price-conscious India, the world’s second-largest smartphone market,
Apple is trying hard to safeguard its premium brand positioning while
attempting to sell its iPhone devices using ingenious offers. In the
past few quarters, Apple has launched a series of promotions that mark a
departure from its previous one-strategy-fits-all-markets model.

Apple, it is a changed India stratagem in 2013,” said Manasi Yadav,
senior analyst, mobile phones and tablets, at research firm IDC India,
“With this, Apple recognizes that India is an important geography,
acknowledges its potential, and brings a more focused approach to the
market,” said Yadav.

last year, Apple was an outlier in the Indian smartphone market. The
gap between iPhone sales and sales of market leader Samsung’s smartphone
devices or even the cheaper, slick models of aggressive local vendors
such as Micromax, looked unassailable. Samsung and Micromax each sell
almost 10 times more smartphones than Apple. In Figure A, Apple sales fall in the “Other” category.

Figure A

Apple sales fall in the “Other” category.

stagnating sales in saturated Western markets and the promise of India —  the country’s smartphone market grew by 227% year-on-year in the 3Q of
2013, according to research firm, IDC — has goaded Apple to do a
serious rethink on its approach. This past year has marked a
turnaround, and the iPhone’s growth has been striking in the past
quarters. Apple has rumoredly even set itself a 2013 annual revenue
target of $1 billion, though it is projected to just fall
short of that.

To be sure, Apple’s anticipated India target is only a fifth of its own revenues in the neighboring China market.

it has been a marked shift for Apple as it drives different sales
strategies and distribution models.  The phone maker’s biggest challenge
in India is to lock more consumers into its ecosystem, said Tarun
Pathak, an analyst at research firm CMR’s India telecoms practice. “They have to widen distribution and reach in smaller cities by
shortlisting 20-30 such high potential markets and build a critical mass
of users.”

device maker is certainly expanding its footprint and is pushing sales
of iPhones and other products in smaller Indian towns.

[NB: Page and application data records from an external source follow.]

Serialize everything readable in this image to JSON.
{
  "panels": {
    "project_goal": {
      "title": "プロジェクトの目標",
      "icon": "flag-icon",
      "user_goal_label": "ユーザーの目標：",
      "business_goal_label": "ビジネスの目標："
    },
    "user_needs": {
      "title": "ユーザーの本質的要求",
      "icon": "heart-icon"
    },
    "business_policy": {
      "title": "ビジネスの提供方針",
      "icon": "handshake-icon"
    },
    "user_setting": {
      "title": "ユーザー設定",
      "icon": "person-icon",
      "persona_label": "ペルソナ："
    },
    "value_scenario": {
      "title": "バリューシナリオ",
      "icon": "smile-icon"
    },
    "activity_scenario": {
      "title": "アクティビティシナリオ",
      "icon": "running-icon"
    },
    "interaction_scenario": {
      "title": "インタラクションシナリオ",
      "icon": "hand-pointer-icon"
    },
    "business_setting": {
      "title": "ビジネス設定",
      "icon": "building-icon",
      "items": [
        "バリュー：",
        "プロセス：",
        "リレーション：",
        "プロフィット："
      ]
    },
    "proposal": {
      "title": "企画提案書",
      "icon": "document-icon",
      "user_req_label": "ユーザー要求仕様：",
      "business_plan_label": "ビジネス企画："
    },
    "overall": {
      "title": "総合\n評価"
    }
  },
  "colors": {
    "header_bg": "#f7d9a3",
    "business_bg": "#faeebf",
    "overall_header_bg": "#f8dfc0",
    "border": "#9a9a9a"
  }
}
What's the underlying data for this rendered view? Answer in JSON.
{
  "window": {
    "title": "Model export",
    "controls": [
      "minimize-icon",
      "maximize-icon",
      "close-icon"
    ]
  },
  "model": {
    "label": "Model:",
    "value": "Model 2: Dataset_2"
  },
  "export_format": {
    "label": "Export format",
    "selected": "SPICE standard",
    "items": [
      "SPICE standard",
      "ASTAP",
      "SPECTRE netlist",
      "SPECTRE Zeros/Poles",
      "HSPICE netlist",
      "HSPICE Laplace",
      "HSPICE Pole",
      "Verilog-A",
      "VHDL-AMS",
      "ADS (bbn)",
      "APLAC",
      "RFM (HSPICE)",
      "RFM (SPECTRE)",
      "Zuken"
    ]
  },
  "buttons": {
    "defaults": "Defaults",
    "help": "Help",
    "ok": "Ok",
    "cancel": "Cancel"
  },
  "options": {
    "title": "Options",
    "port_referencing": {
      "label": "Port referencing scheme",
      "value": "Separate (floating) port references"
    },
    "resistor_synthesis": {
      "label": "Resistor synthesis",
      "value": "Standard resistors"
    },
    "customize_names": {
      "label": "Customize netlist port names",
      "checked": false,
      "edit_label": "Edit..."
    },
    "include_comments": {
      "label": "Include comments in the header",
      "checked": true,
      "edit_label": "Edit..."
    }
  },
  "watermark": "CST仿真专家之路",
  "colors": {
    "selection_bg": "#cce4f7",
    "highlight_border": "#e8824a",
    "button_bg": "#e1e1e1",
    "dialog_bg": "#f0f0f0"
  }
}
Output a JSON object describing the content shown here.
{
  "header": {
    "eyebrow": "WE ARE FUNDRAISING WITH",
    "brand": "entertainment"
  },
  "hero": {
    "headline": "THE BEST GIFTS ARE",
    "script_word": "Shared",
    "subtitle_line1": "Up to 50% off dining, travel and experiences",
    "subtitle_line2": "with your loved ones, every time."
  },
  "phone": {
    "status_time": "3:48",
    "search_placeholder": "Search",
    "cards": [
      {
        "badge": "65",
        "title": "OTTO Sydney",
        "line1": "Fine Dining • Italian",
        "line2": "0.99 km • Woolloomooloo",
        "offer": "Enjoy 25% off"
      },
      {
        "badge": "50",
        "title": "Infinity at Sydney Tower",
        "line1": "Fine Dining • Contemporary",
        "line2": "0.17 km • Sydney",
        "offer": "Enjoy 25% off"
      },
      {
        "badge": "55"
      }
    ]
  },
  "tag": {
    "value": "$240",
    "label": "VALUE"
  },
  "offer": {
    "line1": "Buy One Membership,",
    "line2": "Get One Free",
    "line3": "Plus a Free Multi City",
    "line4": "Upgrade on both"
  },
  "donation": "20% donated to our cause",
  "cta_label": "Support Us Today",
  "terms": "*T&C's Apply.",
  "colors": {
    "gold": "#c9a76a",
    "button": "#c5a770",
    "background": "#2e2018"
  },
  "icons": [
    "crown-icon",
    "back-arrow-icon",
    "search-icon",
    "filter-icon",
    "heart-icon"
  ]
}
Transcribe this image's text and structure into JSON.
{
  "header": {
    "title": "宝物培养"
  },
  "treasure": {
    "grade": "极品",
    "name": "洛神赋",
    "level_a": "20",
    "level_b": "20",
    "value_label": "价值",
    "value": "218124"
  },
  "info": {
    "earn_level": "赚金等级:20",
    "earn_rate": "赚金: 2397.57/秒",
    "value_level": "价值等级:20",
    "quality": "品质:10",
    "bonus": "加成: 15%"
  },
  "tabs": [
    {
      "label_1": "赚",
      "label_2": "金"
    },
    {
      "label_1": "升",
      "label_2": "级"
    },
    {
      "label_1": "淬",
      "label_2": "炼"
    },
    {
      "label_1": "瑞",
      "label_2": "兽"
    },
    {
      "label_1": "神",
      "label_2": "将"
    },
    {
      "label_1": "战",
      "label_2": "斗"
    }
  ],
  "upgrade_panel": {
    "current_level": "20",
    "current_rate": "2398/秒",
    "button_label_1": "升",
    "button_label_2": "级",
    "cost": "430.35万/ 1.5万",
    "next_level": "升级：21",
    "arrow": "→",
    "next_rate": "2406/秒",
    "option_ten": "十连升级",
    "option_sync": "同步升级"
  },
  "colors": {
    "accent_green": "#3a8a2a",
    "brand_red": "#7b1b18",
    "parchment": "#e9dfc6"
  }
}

It has moved
away from selling phones solely through operators and has widened its
distribution network beyond its own Apple stores.

this year, Apple introduced an equated monthly installments (EMI)
scheme in India. EMI has been a tried-and-tested strategy by marketers
of a variety of products and services to hook young Indians. 

the past quarters, Apple launched a series of promotional tactics that
are not intended to look like price-cuts yet are designed to achieve the
same results. Buyback offers, zero-interest financing schemes, and dropping
prices on older models (such as 4 and 4s) has seen iPhone sales volumes
grow significantly. 

Apple’s recently-launched, so-called “cheap” iPhone 5C took India by
surprise with its not-so-cheap pricing of about 40,000 rupees ($660),
Apple launched bundled offers with carriers. Apple’s 5C is “too highly
priced” for emerging markets like India, aiding iPhone 4s to be the
volume driver, research firm Gartner said in a recent report.

came back with an aggressive trade-in scheme in India where customers
can trade in the iPhone 4 for cash discounts on the new iPhone 5C. In
front page advertisements in leading newspapers, Apple offered a minimum
13,000 rupees (over $200) discount as trade-in value.

There is a delicate balance of premium branding with customer-friendly pricing. Apple’s branding has made
the iPhones coveted even though competitors offer the same or better
features for far less. Bringing down prices would directly impact
Apple’s brand equity. 

is a conscious strategy to not make the iPhone too affordable as it
would make it lose its premium appeal and dilute the brand image,” said
Yadav. So, introductory prices on its phone models remain

definitely needs to convert more smartphone buyers to iPhone users,  especially since it does not have a choice of devices at the entry level
which its competition offers. According to Pathak, “While currently iPhones sell to
hardcore Apple loyalists who want to upgrade, the phone maker realizes
that the way to grow volumes and market share is through gaining buyers
amongst new segments.”